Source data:

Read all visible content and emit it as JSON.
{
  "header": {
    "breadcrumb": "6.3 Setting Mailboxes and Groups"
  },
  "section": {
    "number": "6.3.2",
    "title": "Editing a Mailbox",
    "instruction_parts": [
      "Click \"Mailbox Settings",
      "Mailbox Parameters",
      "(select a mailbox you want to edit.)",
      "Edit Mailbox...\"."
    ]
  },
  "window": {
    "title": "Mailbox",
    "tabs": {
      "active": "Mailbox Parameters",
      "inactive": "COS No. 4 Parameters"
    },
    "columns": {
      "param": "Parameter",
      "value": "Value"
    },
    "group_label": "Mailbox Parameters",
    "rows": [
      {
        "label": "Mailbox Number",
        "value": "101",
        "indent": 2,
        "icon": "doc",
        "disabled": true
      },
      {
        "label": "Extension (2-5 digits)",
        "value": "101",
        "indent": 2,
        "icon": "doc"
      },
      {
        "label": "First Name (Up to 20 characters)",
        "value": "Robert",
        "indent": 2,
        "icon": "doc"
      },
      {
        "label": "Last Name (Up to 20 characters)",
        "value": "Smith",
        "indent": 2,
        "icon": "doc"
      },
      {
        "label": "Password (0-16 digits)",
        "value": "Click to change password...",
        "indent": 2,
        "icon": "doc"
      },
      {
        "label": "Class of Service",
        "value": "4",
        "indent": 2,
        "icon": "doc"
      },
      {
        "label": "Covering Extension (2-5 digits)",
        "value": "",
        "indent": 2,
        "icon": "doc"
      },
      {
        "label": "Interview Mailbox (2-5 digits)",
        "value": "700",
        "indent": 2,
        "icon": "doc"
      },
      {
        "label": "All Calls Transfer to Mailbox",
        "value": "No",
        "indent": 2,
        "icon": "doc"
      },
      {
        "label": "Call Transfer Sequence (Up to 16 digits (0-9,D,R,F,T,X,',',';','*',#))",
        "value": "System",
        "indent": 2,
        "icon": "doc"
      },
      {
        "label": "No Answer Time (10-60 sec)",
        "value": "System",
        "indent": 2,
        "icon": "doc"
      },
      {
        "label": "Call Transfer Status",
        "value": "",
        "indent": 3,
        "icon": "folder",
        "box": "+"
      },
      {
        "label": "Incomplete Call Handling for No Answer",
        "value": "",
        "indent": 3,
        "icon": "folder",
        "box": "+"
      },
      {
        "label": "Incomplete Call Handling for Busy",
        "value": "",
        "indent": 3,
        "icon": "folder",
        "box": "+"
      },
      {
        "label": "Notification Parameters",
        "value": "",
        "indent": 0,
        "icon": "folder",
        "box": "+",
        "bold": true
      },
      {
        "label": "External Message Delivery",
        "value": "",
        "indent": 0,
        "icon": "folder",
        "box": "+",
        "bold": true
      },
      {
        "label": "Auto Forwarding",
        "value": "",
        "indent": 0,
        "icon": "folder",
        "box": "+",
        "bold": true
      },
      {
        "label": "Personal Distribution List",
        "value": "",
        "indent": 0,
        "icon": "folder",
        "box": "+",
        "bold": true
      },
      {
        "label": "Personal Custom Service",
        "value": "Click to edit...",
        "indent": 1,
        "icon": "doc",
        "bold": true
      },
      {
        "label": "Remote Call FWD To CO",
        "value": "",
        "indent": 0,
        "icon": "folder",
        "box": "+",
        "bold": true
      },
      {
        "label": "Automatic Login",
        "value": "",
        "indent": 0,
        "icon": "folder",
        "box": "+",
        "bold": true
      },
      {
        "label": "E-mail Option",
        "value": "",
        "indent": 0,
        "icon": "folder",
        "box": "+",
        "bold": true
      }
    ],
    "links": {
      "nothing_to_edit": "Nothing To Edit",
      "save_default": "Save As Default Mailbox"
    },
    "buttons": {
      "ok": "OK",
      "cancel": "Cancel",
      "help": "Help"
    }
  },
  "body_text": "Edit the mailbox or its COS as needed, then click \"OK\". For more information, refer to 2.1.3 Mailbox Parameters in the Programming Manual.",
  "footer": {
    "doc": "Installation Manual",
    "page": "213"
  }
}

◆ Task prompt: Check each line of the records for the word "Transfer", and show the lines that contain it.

◆ Written solution:
        "label": "All Calls Transfer to Mailbox",
        "label": "Call Transfer Sequence (Up to 16 digits (0-9,D,R,F,T,X,',',';','*',#))",
        "label": "Call Transfer Status",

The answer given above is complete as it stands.